Before the crowd dispersed, Nikitchenko recorded his dissent from the three not-guilty verdicts, from Hess’s sentence (arguing that it “should have been death”), and from the Tribunal’s findings about the Reich Cabinet and the General Staff and High Command. Lawrence announced that the dissenting opinion would be attached to the judgment. With this, the International Military Tribunal came to an end.
In the wake of the judgment, important questions lingered. Nuremberg had been an extraordinary event. The judgment would surely have implications for the future of international law. But what were they? How would they be realized?
The United Nations seemed ready to take up the challenge of answering these questions. When its General Assembly met in New York a few weeks later, Secretary-General Trygve Lie urged that the legal principles underlying the Nuremberg Trials—including the principle that heads of state could be held criminally responsible and punished for committing crimes against peace and crimes against humanity—be codified as permanent international law “as quickly as possible.”
Of course, none of this was as simple as it sounded. Some observers, including the New York Times editorial board, warned that the concept of “crimes against peace” was much too vague.
Other observers argued that the Nuremberg judgment had not gone far enough—and declared it particularly shameful that “crimes against humanity” had been defined so restrictively, as a by-product of aggressive war. They called for a broader definition that would include inhumane acts committed by a state against its own population.
On December 11, 1946, just ten weeks after the Nuremberg verdicts, the United Nations General Assembly unanimously passed a resolution affirming “the principles of international law recognized by the Charter of the Nuremberg Tribunal and the judgment of the Tribunal.” It then directed the newly established United Nations Committee on the Progressive Development of International Law and its Codification (the Codification Committee) “to treat as a matter of primary importance” the formulation of these principles into a new international law code.

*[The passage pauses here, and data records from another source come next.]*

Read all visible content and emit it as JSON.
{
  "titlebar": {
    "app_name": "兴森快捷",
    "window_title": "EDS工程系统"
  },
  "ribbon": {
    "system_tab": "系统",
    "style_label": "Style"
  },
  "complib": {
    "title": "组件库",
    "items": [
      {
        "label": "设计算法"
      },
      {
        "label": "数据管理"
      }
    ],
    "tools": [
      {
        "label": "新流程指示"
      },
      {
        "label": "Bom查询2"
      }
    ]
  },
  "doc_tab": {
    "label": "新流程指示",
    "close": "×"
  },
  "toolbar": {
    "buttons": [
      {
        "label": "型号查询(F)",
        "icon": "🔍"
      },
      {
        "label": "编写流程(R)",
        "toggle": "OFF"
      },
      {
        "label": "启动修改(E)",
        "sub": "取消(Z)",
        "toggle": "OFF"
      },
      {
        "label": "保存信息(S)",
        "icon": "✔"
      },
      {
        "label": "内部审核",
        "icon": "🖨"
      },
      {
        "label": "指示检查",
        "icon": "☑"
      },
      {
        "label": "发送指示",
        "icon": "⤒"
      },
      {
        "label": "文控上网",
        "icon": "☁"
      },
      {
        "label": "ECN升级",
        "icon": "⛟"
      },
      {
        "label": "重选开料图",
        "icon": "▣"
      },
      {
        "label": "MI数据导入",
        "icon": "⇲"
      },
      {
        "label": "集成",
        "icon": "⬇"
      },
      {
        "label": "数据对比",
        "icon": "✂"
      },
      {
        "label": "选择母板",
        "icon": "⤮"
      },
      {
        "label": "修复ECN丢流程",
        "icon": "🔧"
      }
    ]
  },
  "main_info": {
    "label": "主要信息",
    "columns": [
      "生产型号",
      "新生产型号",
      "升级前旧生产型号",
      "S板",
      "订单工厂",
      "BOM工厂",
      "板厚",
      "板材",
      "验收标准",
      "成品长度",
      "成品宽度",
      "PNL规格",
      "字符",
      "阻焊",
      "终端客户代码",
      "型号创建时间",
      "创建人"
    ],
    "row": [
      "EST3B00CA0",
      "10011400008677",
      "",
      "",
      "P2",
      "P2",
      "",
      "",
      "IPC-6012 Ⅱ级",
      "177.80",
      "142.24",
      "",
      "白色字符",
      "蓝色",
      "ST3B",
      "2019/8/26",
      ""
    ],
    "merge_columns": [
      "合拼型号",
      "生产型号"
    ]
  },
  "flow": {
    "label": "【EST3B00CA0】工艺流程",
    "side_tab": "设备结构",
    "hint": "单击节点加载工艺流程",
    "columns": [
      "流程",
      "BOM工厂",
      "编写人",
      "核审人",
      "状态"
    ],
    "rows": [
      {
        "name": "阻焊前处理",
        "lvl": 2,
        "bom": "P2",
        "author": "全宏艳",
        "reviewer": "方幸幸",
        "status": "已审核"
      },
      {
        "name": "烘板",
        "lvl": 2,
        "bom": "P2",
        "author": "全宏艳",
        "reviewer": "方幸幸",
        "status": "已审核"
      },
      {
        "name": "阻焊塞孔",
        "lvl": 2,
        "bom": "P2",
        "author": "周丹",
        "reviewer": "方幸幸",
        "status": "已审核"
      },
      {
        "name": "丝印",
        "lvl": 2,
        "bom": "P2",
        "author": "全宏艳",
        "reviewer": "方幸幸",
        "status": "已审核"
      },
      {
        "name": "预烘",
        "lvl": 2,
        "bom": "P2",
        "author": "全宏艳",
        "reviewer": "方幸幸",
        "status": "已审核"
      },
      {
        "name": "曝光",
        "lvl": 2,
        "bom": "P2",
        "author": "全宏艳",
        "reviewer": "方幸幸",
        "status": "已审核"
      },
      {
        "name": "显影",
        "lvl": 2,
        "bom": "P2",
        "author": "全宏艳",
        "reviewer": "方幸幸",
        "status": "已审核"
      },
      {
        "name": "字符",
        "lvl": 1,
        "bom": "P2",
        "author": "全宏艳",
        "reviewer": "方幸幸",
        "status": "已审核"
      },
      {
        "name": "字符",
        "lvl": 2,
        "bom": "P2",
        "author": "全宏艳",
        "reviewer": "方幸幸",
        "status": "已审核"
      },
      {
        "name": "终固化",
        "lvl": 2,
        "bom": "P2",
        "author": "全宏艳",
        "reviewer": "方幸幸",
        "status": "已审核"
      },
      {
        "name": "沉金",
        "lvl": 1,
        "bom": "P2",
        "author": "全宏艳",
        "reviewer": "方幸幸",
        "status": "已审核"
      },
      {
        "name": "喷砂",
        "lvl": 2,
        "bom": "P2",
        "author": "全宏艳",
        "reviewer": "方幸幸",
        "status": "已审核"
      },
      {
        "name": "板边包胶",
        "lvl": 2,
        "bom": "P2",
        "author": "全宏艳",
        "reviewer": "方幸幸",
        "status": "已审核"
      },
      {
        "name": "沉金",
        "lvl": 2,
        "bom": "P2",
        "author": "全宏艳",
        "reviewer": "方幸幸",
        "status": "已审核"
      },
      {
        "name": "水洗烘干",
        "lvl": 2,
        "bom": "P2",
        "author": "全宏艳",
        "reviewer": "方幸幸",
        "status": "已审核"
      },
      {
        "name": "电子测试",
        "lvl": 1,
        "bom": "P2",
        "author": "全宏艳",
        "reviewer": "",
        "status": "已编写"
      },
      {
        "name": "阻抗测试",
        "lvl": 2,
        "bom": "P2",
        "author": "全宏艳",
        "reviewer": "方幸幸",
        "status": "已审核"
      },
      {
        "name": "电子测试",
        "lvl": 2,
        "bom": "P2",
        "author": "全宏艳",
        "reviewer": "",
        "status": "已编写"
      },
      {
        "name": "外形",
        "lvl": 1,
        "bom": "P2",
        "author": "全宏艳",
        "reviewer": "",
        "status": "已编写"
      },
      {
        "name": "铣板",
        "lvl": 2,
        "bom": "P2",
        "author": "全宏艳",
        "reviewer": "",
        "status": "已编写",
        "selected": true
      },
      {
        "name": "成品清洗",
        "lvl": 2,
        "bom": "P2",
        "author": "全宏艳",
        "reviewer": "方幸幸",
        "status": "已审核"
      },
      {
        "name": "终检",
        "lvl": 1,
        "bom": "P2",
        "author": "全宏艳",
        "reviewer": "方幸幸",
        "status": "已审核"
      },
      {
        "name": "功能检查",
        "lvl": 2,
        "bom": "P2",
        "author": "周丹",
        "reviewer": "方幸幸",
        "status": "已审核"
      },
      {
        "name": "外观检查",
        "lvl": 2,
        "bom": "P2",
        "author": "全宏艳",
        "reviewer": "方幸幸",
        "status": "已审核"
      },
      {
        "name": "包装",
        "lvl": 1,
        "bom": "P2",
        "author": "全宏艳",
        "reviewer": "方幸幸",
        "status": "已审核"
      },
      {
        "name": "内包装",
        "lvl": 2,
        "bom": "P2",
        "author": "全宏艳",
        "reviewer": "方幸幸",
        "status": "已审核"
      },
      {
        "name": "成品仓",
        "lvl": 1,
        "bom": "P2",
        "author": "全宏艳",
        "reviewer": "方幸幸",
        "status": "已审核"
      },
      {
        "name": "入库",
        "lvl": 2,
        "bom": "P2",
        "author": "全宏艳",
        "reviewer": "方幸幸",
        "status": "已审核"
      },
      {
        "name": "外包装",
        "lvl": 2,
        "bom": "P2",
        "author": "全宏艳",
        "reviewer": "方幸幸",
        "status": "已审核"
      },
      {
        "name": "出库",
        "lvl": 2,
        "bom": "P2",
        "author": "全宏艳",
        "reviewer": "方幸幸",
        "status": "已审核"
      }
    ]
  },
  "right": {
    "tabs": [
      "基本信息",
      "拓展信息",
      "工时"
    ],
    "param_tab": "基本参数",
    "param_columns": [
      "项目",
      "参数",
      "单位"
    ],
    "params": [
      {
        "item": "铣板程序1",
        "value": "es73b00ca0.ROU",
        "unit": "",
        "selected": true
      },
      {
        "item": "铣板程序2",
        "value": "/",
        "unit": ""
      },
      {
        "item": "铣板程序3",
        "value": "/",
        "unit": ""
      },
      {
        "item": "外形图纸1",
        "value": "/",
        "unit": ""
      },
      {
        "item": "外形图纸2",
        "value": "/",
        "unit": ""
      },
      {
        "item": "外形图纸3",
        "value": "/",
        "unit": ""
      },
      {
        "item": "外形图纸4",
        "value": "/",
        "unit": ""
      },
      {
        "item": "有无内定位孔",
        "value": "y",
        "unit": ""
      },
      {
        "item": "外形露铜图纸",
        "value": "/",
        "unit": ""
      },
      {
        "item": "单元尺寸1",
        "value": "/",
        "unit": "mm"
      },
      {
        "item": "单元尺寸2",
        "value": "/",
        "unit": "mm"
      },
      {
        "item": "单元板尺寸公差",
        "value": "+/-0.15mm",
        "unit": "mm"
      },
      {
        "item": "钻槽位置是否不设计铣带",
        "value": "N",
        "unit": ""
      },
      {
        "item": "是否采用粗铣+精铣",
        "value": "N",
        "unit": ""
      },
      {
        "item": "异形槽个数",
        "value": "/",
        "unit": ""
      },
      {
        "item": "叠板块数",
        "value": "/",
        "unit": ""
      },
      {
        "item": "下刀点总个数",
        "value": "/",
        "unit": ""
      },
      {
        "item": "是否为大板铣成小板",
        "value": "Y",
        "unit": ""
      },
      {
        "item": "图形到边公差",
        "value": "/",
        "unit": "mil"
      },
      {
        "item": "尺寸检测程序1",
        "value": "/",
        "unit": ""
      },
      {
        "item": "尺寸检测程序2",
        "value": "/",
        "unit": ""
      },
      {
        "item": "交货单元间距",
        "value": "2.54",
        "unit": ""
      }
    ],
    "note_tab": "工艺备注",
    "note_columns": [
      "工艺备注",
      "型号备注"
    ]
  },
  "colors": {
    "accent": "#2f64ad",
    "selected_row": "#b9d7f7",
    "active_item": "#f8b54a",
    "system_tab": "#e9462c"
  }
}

The Cold War derailed the Codification Committee’s efforts, as did the question of enforcement. A number of states, including the United States and the Soviet Union, refused to cede any real sovereignty to international institutions—and especially to any kind of international criminal court. Deliberations over a new international law code collapsed completely in 1952 over disagreements about how to define the term “aggression.”
The end of the Cold War did eventually see the adoption by the United Nations International Law Commission of a Draft Code of Crimes against the Peace and Security of Mankind (which included crimes against peace and crimes against humanity) in 1996—as well as the founding of the International Criminal Court in 1998.
But concerns about violating state sovereignty, which were reflected prominently in the Nuremberg judgment, continue to this day. This, together with the recent resurgence of isolationism in America and in other states, have made the kind of international cooperation envisioned after Nuremberg to prevent crimes against peace and crimes against humanity look less and less likely.
Thankfully, stalled efforts by international institutions to end state violence and bring peace to humankind are not the only legacy of the Nuremberg judgment. Over the decades—even as high-level deliberations about international law have foundered—the Nuremberg principles have had an impact at a grassroots level.
They have inspired dissidents, protesters, and civil rights organizations the world over to call out atrocities and to put forward claims for human rights. They have provided a shared vocabulary with which to fight injustice and mobilize for change.
Seventy-five years after the Nuremberg judgment, the Nuremberg principles have retained an undeniable moral power and continue to offer a vision of a world based on “respect for the human person.”